Rich nations want to delay making commitments to a fund for climate compensation for another two years in what would be a blow for those hoping it would be agreed upon in the final Cop27 pact.

The first draft text revealing the status of the negotiations at the summit in Sharm el-Shiekh, Egypt, was published by the United Nations on Monday and sets out a clear divide between rich and poor countries over a proposed loss and damage fund.

The document is the first indication of what the 197 countries that are part of the summit will agree to, and sets out the core political goals and targets from the meeting.

A central issue of Cop27 has been a proposed loss and damage fund after the issue was included on the agenda for the first time after almost two decades of demands from poorer countries.

However, the draft agreement shows disagreement among the parties over the creation of the new fund.

The draft text outlines several options for financially supporting developing countries hit by climate-fuelled disasters. One of those options is to set up a new financing facility – a key demand by developing countries – and have it operational in time for Cop29 in 2024.

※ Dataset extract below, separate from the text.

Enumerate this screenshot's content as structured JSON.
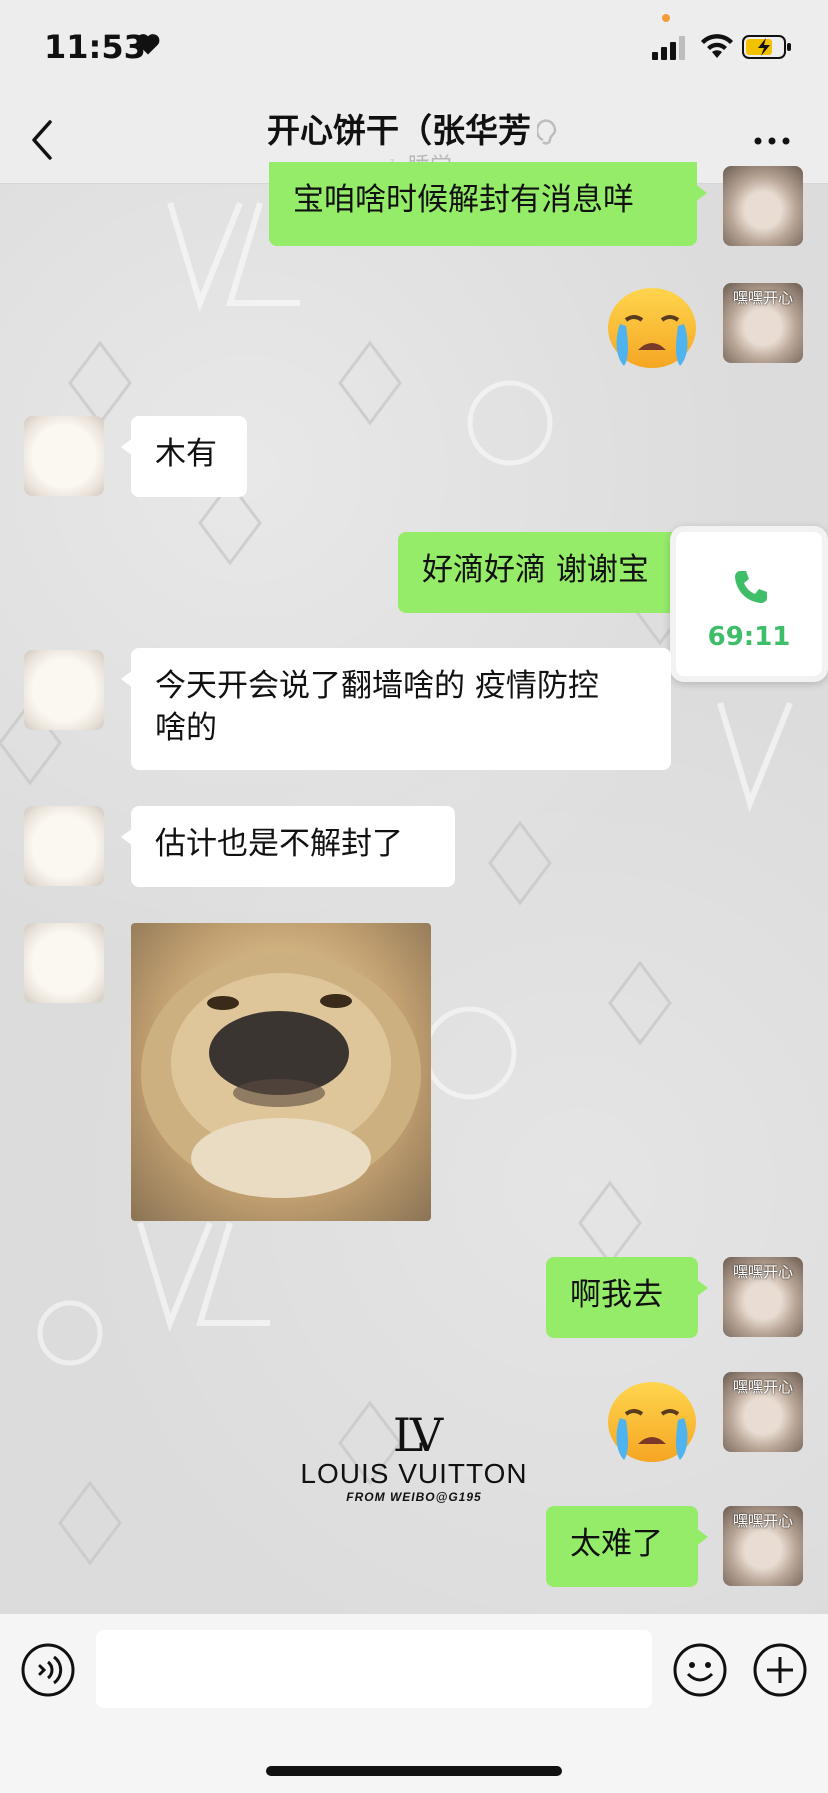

Another scenario is for talks over a potential new fund to continue over the next two years.

A source close to the negotiations told The Independent on Monday that developing countries “are pushing hard” for the new financing facility to be committed to and set up through the final Cop27 pact.

But rich nations, which agreed to discuss loss and damage for the first time at the Sharm el-Sheikh summit, want negotiations to continue for the next two years.

Developing and vulnerable countries are insisting on a clear timeline for progress on a loss and damage fund over fears rich nations will continue to stall progress.

The inclusion of a loss and damage fund as an agenda item at the beginning of the conference was hailed as a move towards addressing climate injustice faced by vulnerable communities.

Poorer countries, largely in the Global South, are disproportionately impacted by the climate crisis despite having relatively small carbon footprints, due to burning of fossil fuels by developed nations.

However, activists say that merely agreeing to the need for such a fund should not be seen as a success for the summit and that a clear timeline and commitment from rich countries to pay for the fund is needed.

The first draft text will now be debated before negotiators agree on the final “Sharm” pact at the end of the summit.

This story was published with the support of Climate Tracker’s Cop27 Climate Justice Journalism Fellowship